Just now we are all living through unprecedented times and our movements are restricted to try and combat the spread of COVID-19. The residents of Whitley Bay have been taking the air down on their local beach to keep themselves sane and healthy. Strange stone stacks have started appearing all along the beach for quite some distance.
Built by families and individuals this stone balancing act has really caught on. Apparently Stone stacking is a meditative artistic skill which can be produced anywhere, with a growing global movement. Stone stacking utilises the materials found in nature and balancing uses nothing more than the natural gravitational pull of the Earth. It certainly creates a fascinating feature to add to this beautiful beach. Who needs the Arts Council?
3. The Whitley Bay Film Festival
The Whitley Bay Film Festival at the end of August is possibly my favourite event of the whole summer. In a town without a cinema, a plucky band of film lovers set up the festival in 2010, with a mission to stage something extraordinary in this North East seaside destination.
From the humble origins of organising a screening of Jaws on the local beach, the Festival has gone from strength-to-strength and now delivers an annual programme of seminal films in unique settings with an imaginative twist.
Venues used include St Marys Lighthouse, the Jam Jar Cinema and Seaton Delaval Hall. In 2018 we saw Nosferatu screened in the ancient hall of the Delaval mansion complete with original electronic soundtrack and actual bats which appeared at just the right time. It was an unforgettable experience.
4. The View
This is a relatively new eatery right on the beach. A family run business, the View is a lovely place to relax, eat and drink. As its name suggests it has the most spectacular views out to sea.
It is at the North end of the beach on Tynemouth Long sands, and looks out towards Cullercoats and Tynemouth Priory/Castle and Pier.
The view is open for breakfast and later serves everything ranging from Seafood Pastas to Homemade Pizzas. Or you can just have a coffee made by a View barista, and soak up that life affirming coastal view.

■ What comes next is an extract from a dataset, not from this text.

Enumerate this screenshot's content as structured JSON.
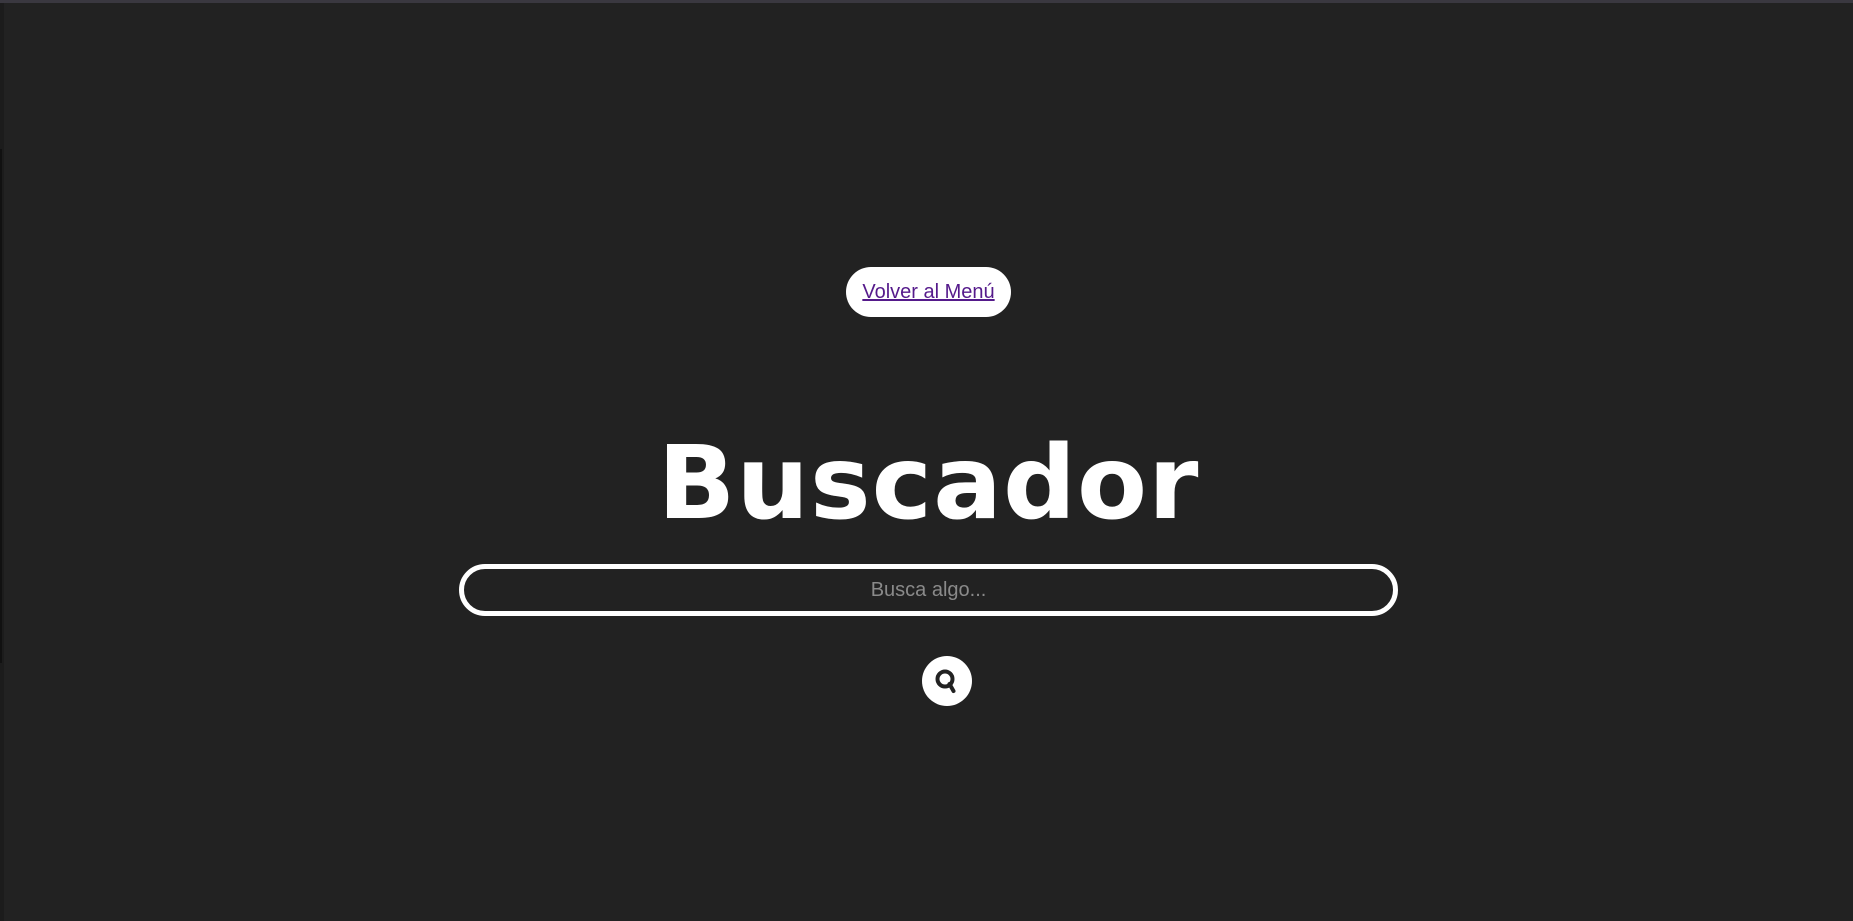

5. Surf’s up
The beach at Tynemouth Long sands is a wide arc that takes the full force of the North Sea. At one end, snug among the rocks like a shipwreck, is the disused lido and at the other stands St George’s church. The beach is a hub for surfing in England’s North East.

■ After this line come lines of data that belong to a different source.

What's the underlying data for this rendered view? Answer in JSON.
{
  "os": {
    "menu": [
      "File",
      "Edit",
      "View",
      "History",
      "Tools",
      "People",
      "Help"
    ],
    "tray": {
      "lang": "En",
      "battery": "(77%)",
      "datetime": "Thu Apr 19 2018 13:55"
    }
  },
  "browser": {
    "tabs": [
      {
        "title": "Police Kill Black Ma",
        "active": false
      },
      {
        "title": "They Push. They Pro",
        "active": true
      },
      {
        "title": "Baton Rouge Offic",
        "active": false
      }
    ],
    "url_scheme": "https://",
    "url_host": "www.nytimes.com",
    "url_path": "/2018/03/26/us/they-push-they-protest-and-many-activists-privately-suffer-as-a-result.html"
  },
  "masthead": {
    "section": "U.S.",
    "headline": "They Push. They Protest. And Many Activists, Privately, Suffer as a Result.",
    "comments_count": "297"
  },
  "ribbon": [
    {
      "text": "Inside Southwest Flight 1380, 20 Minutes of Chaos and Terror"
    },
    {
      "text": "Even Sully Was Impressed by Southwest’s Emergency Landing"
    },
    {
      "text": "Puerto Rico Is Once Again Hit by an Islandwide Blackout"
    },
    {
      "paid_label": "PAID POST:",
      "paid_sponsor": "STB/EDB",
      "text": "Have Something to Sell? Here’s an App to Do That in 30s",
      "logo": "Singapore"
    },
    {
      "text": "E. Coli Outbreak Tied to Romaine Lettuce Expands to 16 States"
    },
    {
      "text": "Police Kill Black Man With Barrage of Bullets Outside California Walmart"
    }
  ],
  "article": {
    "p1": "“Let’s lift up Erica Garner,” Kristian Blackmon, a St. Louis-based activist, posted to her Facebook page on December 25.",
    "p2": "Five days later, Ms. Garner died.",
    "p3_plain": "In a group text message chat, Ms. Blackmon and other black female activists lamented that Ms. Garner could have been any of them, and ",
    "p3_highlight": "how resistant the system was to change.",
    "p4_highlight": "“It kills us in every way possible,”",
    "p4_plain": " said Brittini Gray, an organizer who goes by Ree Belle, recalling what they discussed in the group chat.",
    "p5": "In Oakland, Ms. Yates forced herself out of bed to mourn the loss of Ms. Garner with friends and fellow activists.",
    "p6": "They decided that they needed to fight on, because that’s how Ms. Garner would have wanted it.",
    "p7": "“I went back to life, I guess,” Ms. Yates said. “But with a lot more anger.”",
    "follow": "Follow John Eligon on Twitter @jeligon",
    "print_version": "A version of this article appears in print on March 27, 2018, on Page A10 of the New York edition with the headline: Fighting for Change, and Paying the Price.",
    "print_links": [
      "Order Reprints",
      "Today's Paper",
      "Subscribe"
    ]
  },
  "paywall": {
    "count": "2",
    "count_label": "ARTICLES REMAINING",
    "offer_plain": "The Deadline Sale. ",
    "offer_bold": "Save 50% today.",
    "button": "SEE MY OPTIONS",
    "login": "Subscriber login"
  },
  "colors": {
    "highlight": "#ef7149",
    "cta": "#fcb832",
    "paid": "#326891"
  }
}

Tynemouth has produced some well known British surfers, including four-time British surf champion Gabe Davies and Nigel Veitch, the original North East pro surfer. The special thing about Tynemouth is the mix of people, of all abilities, using the same beach.
Tynemouth Surf Co started in 1995, opened by surfing legend Stephen Hudson. Stephen’s son Louis Thomas-Hudson, former captain of Team GB junior surf team, owns it now. The company was voted ‘Best Surf School in the UK for 2017 at the UK Pro Surf Tour awards.
Situated on the seafront above the award winning Tynemouth Long sands beach it provides a one stop shop for all of your surfing needs.
The surf school is really popular providing beginner to intermediate lessons for individuals as well as tailored courses for schools, parties and groups
6. Whitley Bay Ice cream
For award-winning ice cream look no further than Di Meos in Whitley Bay. De Meos have an awful lot of ice cream and an awful lot of flavours to choose from. Di Meo’s ice cream parlours were among the winners at the National Ice Cream Competition. They won two awards for its Pistacchio Crunch ice cream and an Artistic Award for a ‘Going Back to School’ themed ice cream cake.
Discovered by the Romans, Gelato is Italian for ice cream, and is a natural luxury . Today’s recipe is a result of four generations of ice cream making by the Di Meo family. Homemade Gelato is for sale, fresh every day. It follows the secret family recipe dating back to 1925.
Like their ancestors, they continue to use only the finest ingredients and the creamiest milk which has been sourced from local dairy farms. Di Meos is quality, fresh traditional ice cream, a real seaside treat.
More reasons to visit Whitley Bay coming soon!